like other polyphenols, such as catechins, proanthocyanidins and other uncolored flavonoids, they can regulate different signaling pathways involved in cell growth, differentiation and survival.

⇑ Back to the top ⇑

Chemical structure of anthocyanins

The basic chemical structure is flavylium cation (2-phenylbenzopyrilium), which links hydroxyl (-OH) and/or methoxyl (-OCH3) groups, and one or more sugars.
The sugar-free molecule is called anthocyanidins.

Basic Skeleton of Anthocyanins
Fig. 1 – 2-Phenylbenzopyrilium

Depending on the number and position of hydroxyl and methoxyl groups, various anthocyanidins have been described, and of these, six are commonly found in vegetables and fruits:

  • pelargonidin
  • cyaniding
  • delphinidin
  • petunidin
  • peonidin
  • malvidin

Anthocyanins, as most of the other flavonoids, are present in plants and plant foods in the form of glycosides, that is, linked to one or more sugar units.
The most common sugars present in these natural pigments are:

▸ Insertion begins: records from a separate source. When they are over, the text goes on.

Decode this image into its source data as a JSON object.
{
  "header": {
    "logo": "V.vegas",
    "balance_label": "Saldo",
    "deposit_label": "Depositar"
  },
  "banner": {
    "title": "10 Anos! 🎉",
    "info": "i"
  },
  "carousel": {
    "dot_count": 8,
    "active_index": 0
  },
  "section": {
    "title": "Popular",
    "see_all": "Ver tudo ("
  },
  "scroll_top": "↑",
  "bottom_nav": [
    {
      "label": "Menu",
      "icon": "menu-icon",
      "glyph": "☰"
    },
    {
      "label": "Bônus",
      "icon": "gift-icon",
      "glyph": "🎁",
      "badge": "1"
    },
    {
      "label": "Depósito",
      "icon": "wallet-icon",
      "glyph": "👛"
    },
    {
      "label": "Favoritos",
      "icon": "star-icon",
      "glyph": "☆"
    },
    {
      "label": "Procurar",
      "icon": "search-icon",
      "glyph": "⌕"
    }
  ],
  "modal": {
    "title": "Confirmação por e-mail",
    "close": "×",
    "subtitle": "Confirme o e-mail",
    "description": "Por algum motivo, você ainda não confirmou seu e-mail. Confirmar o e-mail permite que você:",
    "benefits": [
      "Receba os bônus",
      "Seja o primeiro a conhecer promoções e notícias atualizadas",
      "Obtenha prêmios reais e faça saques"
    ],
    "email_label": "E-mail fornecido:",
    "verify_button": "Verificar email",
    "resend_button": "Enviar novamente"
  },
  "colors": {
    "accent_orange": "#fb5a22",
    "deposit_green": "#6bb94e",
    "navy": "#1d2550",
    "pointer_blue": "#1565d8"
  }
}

The sugars are linked mainly to the C3 position as 3-monoglycosides, to the C3 and C5 positions as diglycosides (with the possible forms: 3-diglycosides, 3,5-diglycosides, and 3-diglycoside-5-monoglycosides). Glycosylations have been also found at C7, C3′ and C5′ positions.
The structure of these molecules is further complicated by the bond to the sugar unit of different acyl substituents such as:

  • aliphatic acids, such as acetic, malic, succinic and malonic acid;
  • cinnamic acids (aromatic substituents), such as sinapic, ferulic and p-coumaric acid;
  • finally, there are pigments with both aromatic and aliphatic substituents.
Antocyanins
Fig. 2 – Antocyanins

Furthermore, some anthocyanins have several acylated sugars in the molecule; these anthocyanins are sometimes called polyglycosides.

Depending on the type of hydroxylation, methoxylation and glycosylation patterns, and the different substituents linked to the sugar units, more than 500 different anthocyanins have been identified that are based on 31 anthocyanidins. Among these 31 monomers:

  • 30% are from cyanidin;
  • 22% are from delphinidin;
  • 18% are from pelargonidin.

Methylated derivatives of cyanidin, delphinidin and pelargonidin, namely peonidin, malvidin, and petunidin, all together represent 20% of the anthocyanins.
Therefore, up to 90% of the most frequently encountered anthocyanins are related to delphinidin, pelargonidin, cyanidin, and their methylated derivatives.

⇑ Back to the top ⇑

Anthocyanins and pH

The color of these molecules is influenced by the pH of the vacuole where they are stored, ranging in color from:

  • red, under very acidic conditions;
  • to purple-blue, in intermediate pH conditions;
  • until yellow-green, in alkaline conditions.

In addition to the pH, the color of these flavonoids can be affected by the degree of hydroxylation or methylation pattern of the A and B rings, and by glycosylation pattern.
Finally, the color of certain plant pigments result from complexes between anthocyanins, flavones and metal ions.
It should be noted that anthocyanins are often used as pH indicators thanks to the differences in chemical structure that occur in response to changes in pH.

⇑ Back to the top ⇑

References

de la Rosa L.A., Alvarez-Parrilla E., Gonzàlez-Aguilar G.A. Fruit and vegetable phytochemicals: chemistry, nutritional value, and stability. 1th Edition. Wiley J. & Sons, Inc., Publication, 2010

de Pascual-Teresa S., Moreno D.A. and García-Viguera C. Flavanols and anthocyanins in cardiovascular health: a review of current evidence. Int J Mol Sci 2010;11:1679-1703. doi:10.3390/ijms11041679

Escribano-Bailòn M.T., Santos-Buelga C., Rivas-Gonzalo J.C. Anthocyanins in cereals. J Chromatogr A 2004:1054;129-141. doi:10.1016/j.chroma.2004.08.152

Han X., Shen T. and Lou H. Dietary polyphenols and their biological significance. Int J Mol Sci 2007;9:950-988. doi:10.3390/i8090950

Manach C., Scalbert A., Morand C., Rémésy C., and Jime´nez L. Polyphenols: food sources and bioavailability. Am J Clin Nutr 2004;79(5):727-47 [Abstract]

Ottaviani J.I., Kwik-Uribe C., Keen C.L., and Schroeter H. Intake of dietary procyanidins does not contribute to the pool of circulating flavanols in humans. Am J Clin Nutr 2012;95:851-8. doi:10.3945/​ajcn.111.028340

Tsao R. Chemistry and biochemistry of dietary polyphenols. Nutrients 2010;2:1231-1246. doi:10.3390/nu2121231